-- Your goal --
Word for word, retype each record shown below.

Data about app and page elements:
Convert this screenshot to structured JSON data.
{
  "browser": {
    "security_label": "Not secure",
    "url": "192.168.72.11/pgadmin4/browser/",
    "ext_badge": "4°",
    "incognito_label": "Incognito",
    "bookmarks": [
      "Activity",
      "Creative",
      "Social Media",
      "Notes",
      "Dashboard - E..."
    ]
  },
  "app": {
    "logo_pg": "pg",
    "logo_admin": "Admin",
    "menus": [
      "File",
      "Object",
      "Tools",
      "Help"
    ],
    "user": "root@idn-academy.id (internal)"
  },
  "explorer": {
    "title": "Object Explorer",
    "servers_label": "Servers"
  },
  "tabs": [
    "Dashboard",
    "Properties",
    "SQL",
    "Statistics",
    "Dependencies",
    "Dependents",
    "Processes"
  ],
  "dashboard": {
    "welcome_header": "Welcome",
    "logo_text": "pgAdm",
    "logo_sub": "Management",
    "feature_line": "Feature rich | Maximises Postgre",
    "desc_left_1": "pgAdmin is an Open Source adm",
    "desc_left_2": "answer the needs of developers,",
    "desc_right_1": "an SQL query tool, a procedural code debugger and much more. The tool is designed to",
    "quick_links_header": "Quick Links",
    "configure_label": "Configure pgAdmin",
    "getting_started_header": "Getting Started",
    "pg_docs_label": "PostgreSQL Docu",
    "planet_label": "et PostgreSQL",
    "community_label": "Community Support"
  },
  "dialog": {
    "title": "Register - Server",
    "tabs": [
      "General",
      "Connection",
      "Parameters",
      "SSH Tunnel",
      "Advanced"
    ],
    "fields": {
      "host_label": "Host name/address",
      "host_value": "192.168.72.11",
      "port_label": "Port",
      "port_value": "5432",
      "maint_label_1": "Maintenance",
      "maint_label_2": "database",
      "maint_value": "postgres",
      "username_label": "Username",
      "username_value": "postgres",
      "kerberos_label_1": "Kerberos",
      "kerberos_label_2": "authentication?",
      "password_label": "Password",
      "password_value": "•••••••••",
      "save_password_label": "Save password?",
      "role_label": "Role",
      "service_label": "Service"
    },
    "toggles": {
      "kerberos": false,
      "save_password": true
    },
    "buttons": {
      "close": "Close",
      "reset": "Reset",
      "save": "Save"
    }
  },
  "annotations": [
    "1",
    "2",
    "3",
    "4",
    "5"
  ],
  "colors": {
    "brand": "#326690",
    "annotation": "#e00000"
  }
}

-- Response to this exercise --
Convert this screenshot to structured JSON data.
{
  "browser": {
    "security_label": "Not secure",
    "url": "192.168.72.11/pgadmin4/browser/",
    "ext_badge": "4°",
    "incognito_label": "Incognito",
    "bookmarks": [
      "Activity",
      "Creative",
      "Social Media",
      "Notes",
      "Dashboard - E..."
    ]
  },
  "app": {
    "logo_pg": "pg",
    "logo_admin": "Admin",
    "menus": [
      "File",
      "Object",
      "Tools",
      "Help"
    ],
    "user": "root@idn-academy.id (internal)"
  },
  "explorer": {
    "title": "Object Explorer",
    "servers_label": "Servers"
  },
  "tabs": [
    "Dashboard",
    "Properties",
    "SQL",
    "Statistics",
    "Dependencies",
    "Dependents",
    "Processes"
  ],
  "dashboard": {
    "welcome_header": "Welcome",
    "logo_text": "pgAdm",
    "logo_sub": "Management",
    "feature_line": "Feature rich | Maximises Postgre",
    "desc_left_1": "pgAdmin is an Open Source adm",
    "desc_left_2": "answer the needs of developers,",
    "desc_right_1": "an SQL query tool, a procedural code debugger and much more. The tool is designed to",
    "quick_links_header": "Quick Links",
    "configure_label": "Configure pgAdmin",
    "getting_started_header": "Getting Started",
    "pg_docs_label": "PostgreSQL Docu",
    "planet_label": "et PostgreSQL",
    "community_label": "Community Support"
  },
  "dialog": {
    "title": "Register - Server",
    "tabs": [
      "General",
      "Connection",
      "Parameters",
      "SSH Tunnel",
      "Advanced"
    ],
    "fields": {
      "host_label": "Host name/address",
      "host_value": "192.168.72.11",
      "port_label": "Port",
      "port_value": "5432",
      "maint_label_1": "Maintenance",
      "maint_label_2": "database",
      "maint_value": "postgres",
      "username_label": "Username",
      "username_value": "postgres",
      "kerberos_label_1": "Kerberos",
      "kerberos_label_2": "authentication?",
      "password_label": "Password",
      "password_value": "•••••••••",
      "save_password_label": "Save password?",
      "role_label": "Role",
      "service_label": "Service"
    },
    "toggles": {
      "kerberos": false,
      "save_password": true
    },
    "buttons": {
      "close": "Close",
      "reset": "Reset",
      "save": "Save"
    }
  },
  "annotations": [
    "1",
    "2",
    "3",
    "4",
    "5"
  ],
  "colors": {
    "brand": "#326690",
    "annotation": "#e00000"
  }
}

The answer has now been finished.